Beer goggles have been described as both a friend and a foe. Now a study helps explain why drinking alcohol can make the people around you look more attractive.
It may not provide much by the way of comfort if you have fallen victim to its darker influences, but scientists have zeroed in on one mechanism that causes the “beer goggle effect.” Evidently, alcohol impairs a person’s ability to detect facial symmetry. Ample research shows that symmetry — the degree to which both sides of an individual's face match — is an advertisement of good genes. Subsequently, the idea goes, good genes make for a better potential mate, or at least a potential tryst. But once alcohol enters the picture, the ability to accurately discern symmetry begins to break down.
In order to test whether consuming alcohol impairs the perception of facial symmetry, Lewis Halsey of the University of Roehampton and his team invited over 100 volunteers to a laboratory to have a drink and assess some images. Participants were randomly assigned to one of three drinking conditions: an alcoholic drink (alcohol-dosed), a similar-tasting non-alcoholic drink (placebo) or a diluted orange cordial (control). Those in the alcohol-dosed condition were given a drink consisting of 37.5% proof vodka and tonic water. The non-alcoholic drink for the placebo condition was just tonic water. All drinks were served chilled and flavored, with either a lime or black currant cordial at the volunteers' choosing.
Twenty to 40 minutes after finishing their drink, the volunteers completed tests of concentration and two facial perception tasks. The purpose of the tasks was to determine whether and how much participants preferred symmetrical faces over asymmetrical faces, and how well they could detect whether or not a face was symmetrical. In both instances, the images were displayed on a laptop computer screen. For the preference task, the volunteers were shown a series of 20 paired faces. The two faces of a pair belonged to the same individual, but they had actually been doctored so that one was symmetrical and the other was asymmetrical. The participants were instructed to select the more attractive face. For the detection task, the volunteers were shown successive images of 20 faces and verbally stated whether they perceived them to be symmetrical or asymmetrical.

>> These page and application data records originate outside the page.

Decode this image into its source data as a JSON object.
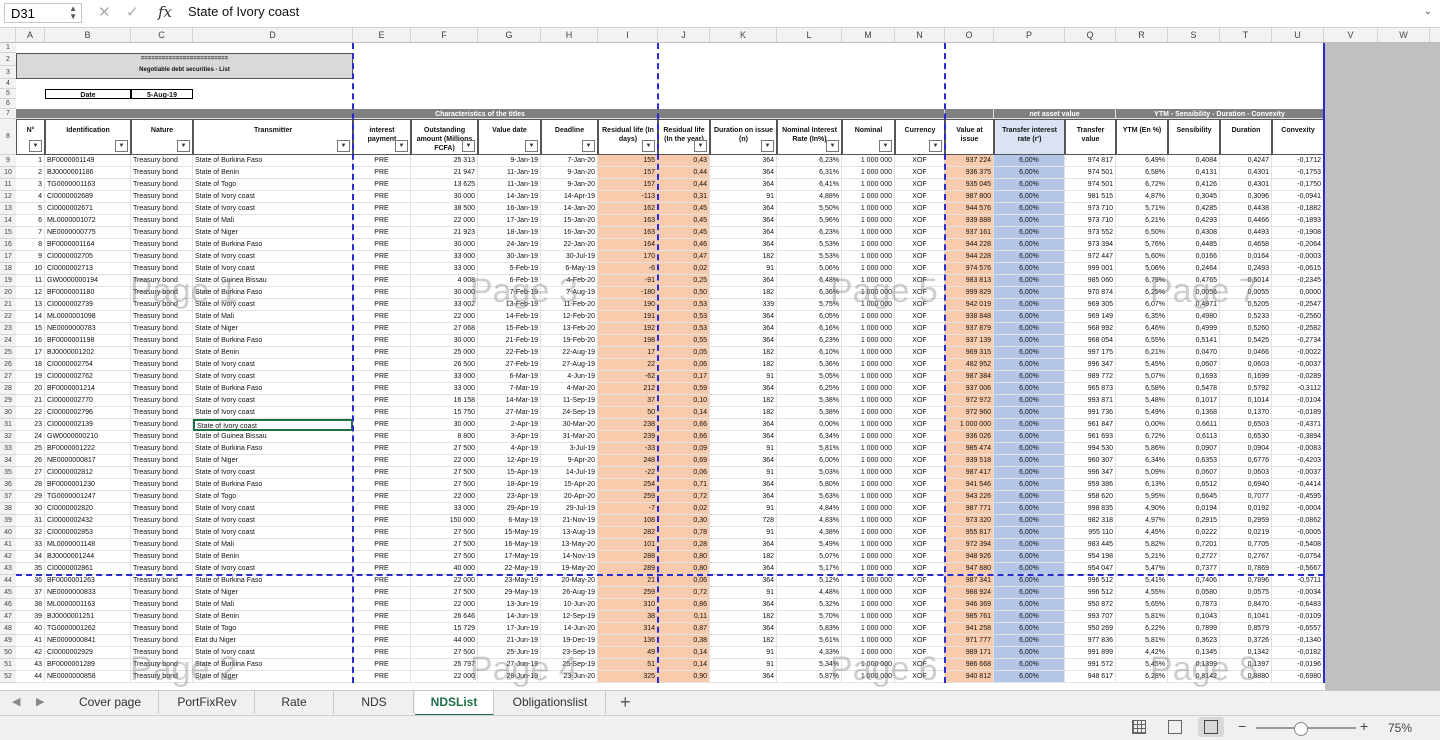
{
  "formula_bar": {
    "cell_ref": "D31",
    "content": "State of Ivory coast"
  },
  "columns": [
    "A",
    "B",
    "C",
    "D",
    "E",
    "F",
    "G",
    "H",
    "I",
    "J",
    "K",
    "L",
    "M",
    "N",
    "O",
    "P",
    "Q",
    "R",
    "S",
    "T",
    "U",
    "V",
    "W"
  ],
  "title": "Negotiable debt securities - List",
  "title_deco": "=========================",
  "date_label": "Date",
  "date_value": "5-Aug-19",
  "group_headers": {
    "characteristics": "Characteristics of the titles",
    "net_asset": "net asset value",
    "ytm": "YTM - Sensibility - Duration - Convexity"
  },
  "headers": [
    "N°",
    "Identification",
    "Nature",
    "Transmitter",
    "interest payment",
    "Outstanding amount (Millions FCFA)",
    "Value date",
    "Deadline",
    "Residual life (In days)",
    "Residual life (In the year)",
    "Duration on issue (n)",
    "Nominal Interest Rate (In%)",
    "Nominal",
    "Currency",
    "Value at issue",
    "Transfer interest rate (r')",
    "Transfer value",
    "YTM (En %)",
    "Sensibility",
    "Duration",
    "Convexity"
  ],
  "watermarks": [
    "Page 1",
    "Page 3",
    "Page 5",
    "Page 7",
    "Page 2",
    "Page 4",
    "Page 6",
    "Page 8"
  ],
  "rows": [
    [
      "1",
      "BF0000001149",
      "Treasury bond",
      "State of Burkina Faso",
      "PRE",
      "25 313",
      "9-Jan-19",
      "7-Jan-20",
      "155",
      "0,43",
      "364",
      "6,23%",
      "1 000 000",
      "XOF",
      "937 224",
      "6,00%",
      "974 817",
      "6,49%",
      "0,4084",
      "0,4247",
      "-0,1712"
    ],
    [
      "2",
      "BJ0000001186",
      "Treasury bond",
      "State of Benin",
      "PRE",
      "21 947",
      "11-Jan-19",
      "9-Jan-20",
      "157",
      "0,44",
      "364",
      "6,31%",
      "1 000 000",
      "XOF",
      "936 375",
      "6,00%",
      "974 501",
      "6,58%",
      "0,4131",
      "0,4301",
      "-0,1753"
    ],
    [
      "3",
      "TG0000001163",
      "Treasury bond",
      "State of Togo",
      "PRE",
      "13 625",
      "11-Jan-19",
      "9-Jan-20",
      "157",
      "0,44",
      "364",
      "6,41%",
      "1 000 000",
      "XOF",
      "935 045",
      "6,00%",
      "974 501",
      "6,72%",
      "0,4126",
      "0,4301",
      "-0,1750"
    ],
    [
      "4",
      "CI0000002689",
      "Treasury bond",
      "State of Ivory coast",
      "PRE",
      "30 000",
      "14-Jan-19",
      "14-Apr-19",
      "-113",
      "0,31",
      "91",
      "4,88%",
      "1 000 000",
      "XOF",
      "987 800",
      "6,00%",
      "981 515",
      "4,87%",
      "0,3045",
      "0,3096",
      "-0,0941"
    ],
    [
      "5",
      "CI0000002671",
      "Treasury bond",
      "State of Ivory coast",
      "PRE",
      "38 500",
      "16-Jan-19",
      "14-Jan-20",
      "162",
      "0,45",
      "364",
      "5,50%",
      "1 000 000",
      "XOF",
      "944 576",
      "6,00%",
      "973 710",
      "5,71%",
      "0,4285",
      "0,4438",
      "-0,1882"
    ],
    [
      "6",
      "ML0000001072",
      "Treasury bond",
      "State of Mali",
      "PRE",
      "22 000",
      "17-Jan-19",
      "15-Jan-20",
      "163",
      "0,45",
      "364",
      "5,96%",
      "1 000 000",
      "XOF",
      "939 888",
      "6,00%",
      "973 710",
      "6,21%",
      "0,4293",
      "0,4466",
      "-0,1893"
    ],
    [
      "7",
      "NE0000000775",
      "Treasury bond",
      "State of Niger",
      "PRE",
      "21 923",
      "18-Jan-19",
      "16-Jan-20",
      "163",
      "0,45",
      "364",
      "6,23%",
      "1 000 000",
      "XOF",
      "937 161",
      "6,00%",
      "973 552",
      "6,50%",
      "0,4308",
      "0,4493",
      "-0,1908"
    ],
    [
      "8",
      "BF0000001164",
      "Treasury bond",
      "State of Burkina Faso",
      "PRE",
      "30 000",
      "24-Jan-19",
      "22-Jan-20",
      "164",
      "0,46",
      "364",
      "5,53%",
      "1 000 000",
      "XOF",
      "944 228",
      "6,00%",
      "973 394",
      "5,76%",
      "0,4485",
      "0,4658",
      "-0,2064"
    ],
    [
      "9",
      "CI0000002705",
      "Treasury bond",
      "State of Ivory coast",
      "PRE",
      "33 000",
      "30-Jan-19",
      "30-Jul-19",
      "170",
      "0,47",
      "182",
      "5,53%",
      "1 000 000",
      "XOF",
      "944 228",
      "6,00%",
      "972 447",
      "5,60%",
      "0,0166",
      "0,0164",
      "-0,0003"
    ],
    [
      "10",
      "CI0000002713",
      "Treasury bond",
      "State of Ivory coast",
      "PRE",
      "33 000",
      "5-Feb-19",
      "6-May-19",
      "-6",
      "0,02",
      "91",
      "5,06%",
      "1 000 000",
      "XOF",
      "974 576",
      "6,00%",
      "999 001",
      "5,06%",
      "0,2464",
      "0,2493",
      "-0,0615"
    ],
    [
      "11",
      "GW0000000194",
      "Treasury bond",
      "State of Guinea Bissau",
      "PRE",
      "4 008",
      "6-Feb-19",
      "4-Feb-20",
      "-91",
      "0,25",
      "364",
      "6,48%",
      "1 000 000",
      "XOF",
      "983 813",
      "6,00%",
      "985 060",
      "6,79%",
      "0,4765",
      "0,5014",
      "-0,2345"
    ],
    [
      "12",
      "BF0000001180",
      "Treasury bond",
      "State of Burkina Faso",
      "PRE",
      "30 000",
      "7-Feb-19",
      "7-Aug-19",
      "-180",
      "0,50",
      "182",
      "6,36%",
      "1 000 000",
      "XOF",
      "999 829",
      "6,00%",
      "970 874",
      "6,25%",
      "0,0056",
      "0,0055",
      "0,0000"
    ],
    [
      "13",
      "CI0000002739",
      "Treasury bond",
      "State of Ivory coast",
      "PRE",
      "33 002",
      "13-Feb-19",
      "11-Feb-20",
      "190",
      "0,53",
      "339",
      "5,75%",
      "1 000 000",
      "XOF",
      "942 019",
      "6,00%",
      "969 305",
      "6,07%",
      "0,4971",
      "0,5205",
      "-0,2547"
    ],
    [
      "14",
      "ML0000001098",
      "Treasury bond",
      "State of Mali",
      "PRE",
      "22 000",
      "14-Feb-19",
      "12-Feb-20",
      "191",
      "0,53",
      "364",
      "6,05%",
      "1 000 000",
      "XOF",
      "938 848",
      "6,00%",
      "969 149",
      "6,35%",
      "0,4980",
      "0,5233",
      "-0,2560"
    ],
    [
      "15",
      "NE0000000783",
      "Treasury bond",
      "State of Niger",
      "PRE",
      "27 068",
      "15-Feb-19",
      "13-Feb-20",
      "192",
      "0,53",
      "364",
      "6,16%",
      "1 000 000",
      "XOF",
      "937 879",
      "6,00%",
      "968 992",
      "6,46%",
      "0,4999",
      "0,5260",
      "-0,2582"
    ],
    [
      "16",
      "BF0000001198",
      "Treasury bond",
      "State of Burkina Faso",
      "PRE",
      "30 000",
      "21-Feb-19",
      "19-Feb-20",
      "198",
      "0,55",
      "364",
      "6,23%",
      "1 000 000",
      "XOF",
      "937 139",
      "6,00%",
      "968 054",
      "6,55%",
      "0,5141",
      "0,5425",
      "-0,2734"
    ],
    [
      "17",
      "BJ0000001202",
      "Treasury bond",
      "State of Benin",
      "PRE",
      "25 000",
      "22-Feb-19",
      "22-Aug-19",
      "17",
      "0,05",
      "182",
      "6,10%",
      "1 000 000",
      "XOF",
      "969 315",
      "6,00%",
      "997 175",
      "6,21%",
      "0,0470",
      "0,0466",
      "-0,0022"
    ],
    [
      "18",
      "CI0000002754",
      "Treasury bond",
      "State of Ivory coast",
      "PRE",
      "26 500",
      "27-Feb-19",
      "27-Aug-19",
      "22",
      "0,06",
      "182",
      "5,36%",
      "1 000 000",
      "XOF",
      "482 952",
      "6,00%",
      "996 347",
      "5,45%",
      "0,0607",
      "0,0603",
      "-0,0037"
    ],
    [
      "19",
      "CI0000002762",
      "Treasury bond",
      "State of Ivory coast",
      "PRE",
      "33 000",
      "6-Mar-19",
      "4-Jun-19",
      "-62",
      "0,17",
      "91",
      "5,05%",
      "1 000 000",
      "XOF",
      "987 384",
      "6,00%",
      "989 772",
      "5,07%",
      "0,1693",
      "0,1699",
      "-0,0289"
    ],
    [
      "20",
      "BF0000001214",
      "Treasury bond",
      "State of Burkina Faso",
      "PRE",
      "33 000",
      "7-Mar-19",
      "4-Mar-20",
      "212",
      "0,59",
      "364",
      "6,25%",
      "1 000 000",
      "XOF",
      "937 006",
      "6,00%",
      "965 873",
      "6,58%",
      "0,5478",
      "0,5792",
      "-0,3112"
    ],
    [
      "21",
      "CI0000002770",
      "Treasury bond",
      "State of Ivory coast",
      "PRE",
      "16 158",
      "14-Mar-19",
      "11-Sep-19",
      "37",
      "0,10",
      "182",
      "5,38%",
      "1 000 000",
      "XOF",
      "972 972",
      "6,00%",
      "993 871",
      "5,48%",
      "0,1017",
      "0,1014",
      "-0,0104"
    ],
    [
      "22",
      "CI0000002796",
      "Treasury bond",
      "State of Ivory coast",
      "PRE",
      "15 750",
      "27-Mar-19",
      "24-Sep-19",
      "50",
      "0,14",
      "182",
      "5,38%",
      "1 000 000",
      "XOF",
      "972 960",
      "6,00%",
      "991 736",
      "5,49%",
      "0,1368",
      "0,1370",
      "-0,0189"
    ],
    [
      "23",
      "CI0000002139",
      "Treasury bond",
      "State of Ivory coast",
      "PRE",
      "30 000",
      "2-Apr-19",
      "30-Mar-20",
      "238",
      "0,66",
      "364",
      "0,00%",
      "1 000 000",
      "XOF",
      "1 000 000",
      "6,00%",
      "961 847",
      "0,00%",
      "0,6611",
      "0,6503",
      "-0,4371"
    ],
    [
      "24",
      "GW0000000210",
      "Treasury bond",
      "State of Guinea Bissau",
      "PRE",
      "8 800",
      "3-Apr-19",
      "31-Mar-20",
      "239",
      "0,66",
      "364",
      "6,34%",
      "1 000 000",
      "XOF",
      "936 026",
      "6,00%",
      "961 693",
      "6,72%",
      "0,6113",
      "0,6530",
      "-0,3894"
    ],
    [
      "25",
      "BF0000001222",
      "Treasury bond",
      "State of Burkina Faso",
      "PRE",
      "27 500",
      "4-Apr-19",
      "3-Jul-19",
      "-33",
      "0,09",
      "91",
      "5,81%",
      "1 000 000",
      "XOF",
      "985 474",
      "6,00%",
      "994 530",
      "5,86%",
      "0,0907",
      "0,0904",
      "-0,0083"
    ],
    [
      "26",
      "NE0000000817",
      "Treasury bond",
      "State of Niger",
      "PRE",
      "22 000",
      "12-Apr-19",
      "9-Apr-20",
      "248",
      "0,69",
      "364",
      "6,00%",
      "1 000 000",
      "XOF",
      "939 518",
      "6,00%",
      "960 307",
      "6,34%",
      "0,6353",
      "0,6776",
      "-0,4203"
    ],
    [
      "27",
      "CI0000002812",
      "Treasury bond",
      "State of Ivory coast",
      "PRE",
      "27 500",
      "15-Apr-19",
      "14-Jul-19",
      "-22",
      "0,06",
      "91",
      "5,03%",
      "1 000 000",
      "XOF",
      "987 417",
      "6,00%",
      "996 347",
      "5,09%",
      "0,0607",
      "0,0603",
      "-0,0037"
    ],
    [
      "28",
      "BF0000001230",
      "Treasury bond",
      "State of Burkina Faso",
      "PRE",
      "27 500",
      "18-Apr-19",
      "15-Apr-20",
      "254",
      "0,71",
      "364",
      "5,80%",
      "1 000 000",
      "XOF",
      "941 546",
      "6,00%",
      "959 386",
      "6,13%",
      "0,6512",
      "0,6940",
      "-0,4414"
    ],
    [
      "29",
      "TG0000001247",
      "Treasury bond",
      "State of Togo",
      "PRE",
      "22 000",
      "23-Apr-19",
      "20-Apr-20",
      "259",
      "0,72",
      "364",
      "5,63%",
      "1 000 000",
      "XOF",
      "943 226",
      "6,00%",
      "958 620",
      "5,95%",
      "0,6645",
      "0,7077",
      "-0,4595"
    ],
    [
      "30",
      "CI0000002820",
      "Treasury bond",
      "State of Ivory coast",
      "PRE",
      "33 000",
      "29-Apr-19",
      "29-Jul-19",
      "-7",
      "0,02",
      "91",
      "4,84%",
      "1 000 000",
      "XOF",
      "987 771",
      "6,00%",
      "998 835",
      "4,90%",
      "0,0194",
      "0,0192",
      "-0,0004"
    ],
    [
      "31",
      "CI0000002432",
      "Treasury bond",
      "State of Ivory coast",
      "PRE",
      "150 000",
      "6-May-19",
      "21-Nov-19",
      "108",
      "0,30",
      "728",
      "4,83%",
      "1 000 000",
      "XOF",
      "973 320",
      "6,00%",
      "982 318",
      "4,97%",
      "0,2915",
      "0,2959",
      "-0,0862"
    ],
    [
      "32",
      "CI0000002853",
      "Treasury bond",
      "State of Ivory coast",
      "PRE",
      "27 500",
      "15-May-19",
      "13-Aug-19",
      "282",
      "0,78",
      "91",
      "4,38%",
      "1 000 000",
      "XOF",
      "955 817",
      "6,00%",
      "955 110",
      "4,45%",
      "0,0222",
      "0,0219",
      "-0,0005"
    ],
    [
      "33",
      "ML0000001148",
      "Treasury bond",
      "State of Mali",
      "PRE",
      "27 500",
      "16-May-19",
      "13-May-20",
      "101",
      "0,28",
      "364",
      "5,49%",
      "1 000 000",
      "XOF",
      "972 394",
      "6,00%",
      "983 445",
      "5,82%",
      "0,7201",
      "0,7705",
      "-0,5408"
    ],
    [
      "34",
      "BJ0000001244",
      "Treasury bond",
      "State of Benin",
      "PRE",
      "27 500",
      "17-May-19",
      "14-Nov-19",
      "288",
      "0,80",
      "182",
      "5,07%",
      "1 000 000",
      "XOF",
      "948 926",
      "6,00%",
      "954 198",
      "5,21%",
      "0,2727",
      "0,2767",
      "-0,0754"
    ],
    [
      "35",
      "CI0000002861",
      "Treasury bond",
      "State of Ivory coast",
      "PRE",
      "40 000",
      "22-May-19",
      "19-May-20",
      "289",
      "0,80",
      "364",
      "5,17%",
      "1 000 000",
      "XOF",
      "947 880",
      "6,00%",
      "954 047",
      "5,47%",
      "0,7377",
      "0,7869",
      "-0,5667"
    ],
    [
      "36",
      "BF0000001263",
      "Treasury bond",
      "State of Burkina Faso",
      "PRE",
      "22 000",
      "23-May-19",
      "20-May-20",
      "21",
      "0,06",
      "364",
      "5,12%",
      "1 000 000",
      "XOF",
      "987 341",
      "6,00%",
      "996 512",
      "5,41%",
      "0,7406",
      "0,7896",
      "-0,5711"
    ],
    [
      "37",
      "NE0000000833",
      "Treasury bond",
      "State of Niger",
      "PRE",
      "27 500",
      "29-May-19",
      "26-Aug-19",
      "259",
      "0,72",
      "91",
      "4,48%",
      "1 000 000",
      "XOF",
      "988 924",
      "6,00%",
      "996 512",
      "4,55%",
      "0,0580",
      "0,0575",
      "-0,0034"
    ],
    [
      "38",
      "ML0000001163",
      "Treasury bond",
      "State of Mali",
      "PRE",
      "22 000",
      "13-Jun-19",
      "10-Jun-20",
      "310",
      "0,86",
      "364",
      "5,32%",
      "1 000 000",
      "XOF",
      "946 369",
      "6,00%",
      "950 872",
      "5,65%",
      "0,7873",
      "0,8470",
      "-0,6483"
    ],
    [
      "39",
      "BJ0000001251",
      "Treasury bond",
      "State of Benin",
      "PRE",
      "26 646",
      "14-Jun-19",
      "12-Sep-19",
      "38",
      "0,11",
      "182",
      "5,70%",
      "1 000 000",
      "XOF",
      "985 761",
      "6,00%",
      "993 707",
      "5,81%",
      "0,1043",
      "0,1041",
      "-0,0109"
    ],
    [
      "40",
      "TG0000001262",
      "Treasury bond",
      "State of Togo",
      "PRE",
      "15 729",
      "17-Jun-19",
      "14-Jun-20",
      "314",
      "0,87",
      "364",
      "5,83%",
      "1 000 000",
      "XOF",
      "941 258",
      "6,00%",
      "950 269",
      "6,22%",
      "0,7899",
      "0,8579",
      "-0,6557"
    ],
    [
      "41",
      "NE0000000841",
      "Treasury bond",
      "Etat du Niger",
      "PRE",
      "44 000",
      "21-Jun-19",
      "19-Dec-19",
      "136",
      "0,38",
      "182",
      "5,61%",
      "1 000 000",
      "XOF",
      "971 777",
      "6,00%",
      "977 836",
      "5,81%",
      "0,3623",
      "0,3726",
      "-0,1340"
    ],
    [
      "42",
      "CI0000002929",
      "Treasury bond",
      "State of Ivory coast",
      "PRE",
      "27 500",
      "25-Jun-19",
      "23-Sep-19",
      "49",
      "0,14",
      "91",
      "4,33%",
      "1 000 000",
      "XOF",
      "989 171",
      "6,00%",
      "991 899",
      "4,42%",
      "0,1345",
      "0,1342",
      "-0,0182"
    ],
    [
      "43",
      "BF0000001289",
      "Treasury bond",
      "State of Burkina Faso",
      "PRE",
      "25 797",
      "27-Jun-19",
      "25-Sep-19",
      "51",
      "0,14",
      "91",
      "5,34%",
      "1 000 000",
      "XOF",
      "986 668",
      "6,00%",
      "991 572",
      "5,45%",
      "0,1399",
      "0,1397",
      "-0,0196"
    ],
    [
      "44",
      "NE0000000858",
      "Treasury bond",
      "State of Niger",
      "PRE",
      "22 000",
      "28-Jun-19",
      "23-Jun-20",
      "325",
      "0,90",
      "364",
      "5,87%",
      "1 000 000",
      "XOF",
      "940 812",
      "6,00%",
      "948 617",
      "6,28%",
      "0,8142",
      "0,8880",
      "-0,6980"
    ]
  ],
  "tabs": [
    "Cover page",
    "PortFixRev",
    "Rate",
    "NDS",
    "NDSList",
    "Obligationslist"
  ],
  "active_tab": "NDSList",
  "zoom": "75%"
}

What did the researchers find? All the volunteers favored symmetrical faces. However, the people who consumed alcohol had more trouble discerning symmetry, and their abilities grew worse the more they drank. They also discovered that women’s perceptual abilities were more impaired under the influence of alcohol than that of men.
Samuel Johnson is believed to have said, “Beauty lies in the hands of the beer holder.” Now science can give us some insight as to why.

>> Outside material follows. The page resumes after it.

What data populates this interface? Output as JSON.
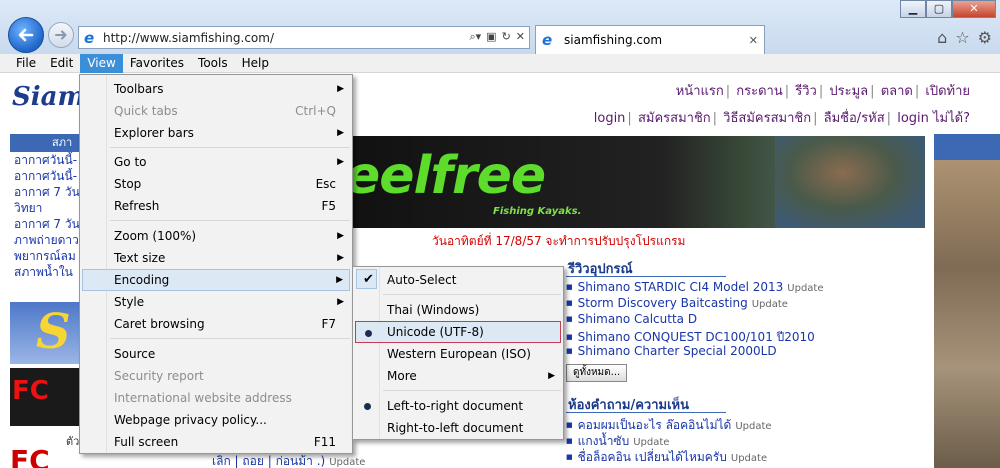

Connect with Dr. Mehta on the web at:
drvinitamehta.com and on twitter and Pinterest!
More about the Blogger: Vinita Mehta, Ph.D. is a licensed Clinical Psychologist in Washington, DC, and an expert on relationships, managing anxiety and stress, and building health and resilience. Dr. Mehta provides speaking engagements for your organization and psychotherapy for adults. She has successfully worked with individuals struggling with depression, anxiety, and life transitions, with a growing specialization in recovery from trauma and abuse.
Dr. Mehta is also the author of the forthcoming book Paleo Love: How Our Stone Age Bodies Complicate Modern Relationships.
You can find Dr. Mehta's other Psychology Today posts here.
Halsey LG, Huber JW, Hardwick JC. (2012). Does alcohol consumption really affect asymmetry perception? A three-armed placebo-controlled experimental study. Addiction.